Monday, February 22, 2010

Smiths Supply Electric Vans For German Government Truck Assessment

Ten Edison Transits en route to Cologne
Shipping News Feature

UK – GERMANY – Smiths Electric Vehicles, part of the Tanfield Group are to send a fleet of their Edison vans, based on the Ford Transit, to the colognE-mobil project, a scheme aimed at assisting the German Government, who part fund the project, to meet their schedule of one million electric vehicles onto the country’s roads within ten years. Seven of the vehicles are destined to carry freight for a delivery service company with the others built as two shuttle buses and one chassis cab.

Ford of Europe will deliver the final vehicles to all these clients and is responsible for their technical maintenance and service during the project.

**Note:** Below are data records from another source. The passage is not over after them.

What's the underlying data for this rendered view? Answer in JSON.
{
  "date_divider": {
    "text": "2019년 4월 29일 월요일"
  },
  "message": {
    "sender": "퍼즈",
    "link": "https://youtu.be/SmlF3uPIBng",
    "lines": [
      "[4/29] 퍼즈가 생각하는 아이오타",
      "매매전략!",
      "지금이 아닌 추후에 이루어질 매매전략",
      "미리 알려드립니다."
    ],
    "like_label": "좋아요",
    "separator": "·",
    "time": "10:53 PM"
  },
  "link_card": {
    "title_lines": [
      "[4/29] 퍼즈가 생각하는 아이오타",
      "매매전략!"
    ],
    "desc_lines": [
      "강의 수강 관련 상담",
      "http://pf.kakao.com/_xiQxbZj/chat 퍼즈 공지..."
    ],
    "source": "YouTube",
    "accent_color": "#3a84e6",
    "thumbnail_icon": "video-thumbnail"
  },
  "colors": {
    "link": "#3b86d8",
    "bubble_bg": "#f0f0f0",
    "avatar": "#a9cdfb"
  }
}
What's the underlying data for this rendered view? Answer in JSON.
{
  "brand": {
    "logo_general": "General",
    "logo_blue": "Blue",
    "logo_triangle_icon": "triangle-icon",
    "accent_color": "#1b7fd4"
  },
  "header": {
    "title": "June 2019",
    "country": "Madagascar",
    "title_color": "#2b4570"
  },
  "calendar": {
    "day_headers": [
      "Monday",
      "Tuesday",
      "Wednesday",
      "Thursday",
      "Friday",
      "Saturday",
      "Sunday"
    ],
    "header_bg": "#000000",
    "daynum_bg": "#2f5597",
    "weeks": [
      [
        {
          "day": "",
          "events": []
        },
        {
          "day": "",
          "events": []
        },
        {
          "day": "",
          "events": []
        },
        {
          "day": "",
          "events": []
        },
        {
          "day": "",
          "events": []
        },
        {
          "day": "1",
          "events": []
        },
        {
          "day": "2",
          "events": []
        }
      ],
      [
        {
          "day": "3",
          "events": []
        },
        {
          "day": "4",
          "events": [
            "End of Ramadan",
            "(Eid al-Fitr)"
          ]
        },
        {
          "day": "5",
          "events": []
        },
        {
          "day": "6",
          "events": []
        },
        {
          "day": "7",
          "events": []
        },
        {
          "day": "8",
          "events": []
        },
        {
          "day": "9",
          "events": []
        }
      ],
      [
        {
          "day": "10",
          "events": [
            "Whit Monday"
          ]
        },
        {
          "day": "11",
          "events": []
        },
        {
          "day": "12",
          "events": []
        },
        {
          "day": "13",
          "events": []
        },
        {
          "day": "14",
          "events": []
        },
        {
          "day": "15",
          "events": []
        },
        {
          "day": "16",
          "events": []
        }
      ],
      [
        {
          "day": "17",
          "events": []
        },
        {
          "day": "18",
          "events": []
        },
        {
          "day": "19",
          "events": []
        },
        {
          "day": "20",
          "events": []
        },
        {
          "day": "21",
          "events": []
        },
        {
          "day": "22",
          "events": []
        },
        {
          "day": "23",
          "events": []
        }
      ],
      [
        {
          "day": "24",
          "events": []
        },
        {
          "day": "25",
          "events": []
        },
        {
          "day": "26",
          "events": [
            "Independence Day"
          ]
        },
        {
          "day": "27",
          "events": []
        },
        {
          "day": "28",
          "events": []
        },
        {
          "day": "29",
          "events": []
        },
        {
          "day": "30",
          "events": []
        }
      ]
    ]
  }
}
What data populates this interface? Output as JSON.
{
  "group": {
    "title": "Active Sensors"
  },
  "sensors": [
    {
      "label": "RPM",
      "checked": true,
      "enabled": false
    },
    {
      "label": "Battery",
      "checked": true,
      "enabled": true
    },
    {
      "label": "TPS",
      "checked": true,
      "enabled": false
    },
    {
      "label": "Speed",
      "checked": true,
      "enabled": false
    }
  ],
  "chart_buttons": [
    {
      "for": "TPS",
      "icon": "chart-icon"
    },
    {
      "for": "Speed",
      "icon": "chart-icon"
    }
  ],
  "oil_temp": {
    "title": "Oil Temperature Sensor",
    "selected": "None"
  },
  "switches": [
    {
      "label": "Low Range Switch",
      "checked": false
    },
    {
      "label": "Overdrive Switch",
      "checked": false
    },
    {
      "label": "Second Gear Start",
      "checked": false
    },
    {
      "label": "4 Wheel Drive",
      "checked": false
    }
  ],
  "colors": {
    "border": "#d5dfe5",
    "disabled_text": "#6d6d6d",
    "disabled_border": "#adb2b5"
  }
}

Ford will also deploy a number of Ford Focus BEV electric passenger cars later in the project. The initiative will research the impact of electric vans and cars on urban air quality, traffic safety and electricity supply infrastructure. Scientists will then scale up the results to examine the true benefits an electric future could deliver for the German city.

The Smith Edison is a pure electric version of the Ford Transit van that is powered by leading edge lithium-ion batteries. Designed for urban operations, the vehicle delivers a range of up to 100 miles (160km) on a full charge and a top speed of 50mph (80km/h) Smith has produced Edison in collaboration with Ford since 2007 and we have followed their introduction into many diverse situations for some time.

ColognE-mobil brings together four separate partners, the Ford-Werke GmbH, RheinEnergie AG, the City of Cologne and the University of Duisburg-Essen (UDE)—in a project to test electrical mobility in all its aspects under everyday conditions.

Despite the high initial costs of such vans, the current cost of a deal such as the colognE-mobil one is around £500,000, the running costs of the vehicles and the reducing initial costs due to economies of scale and falling technology prices will mean electric vans may soon be the first choice for the urban delivery environment.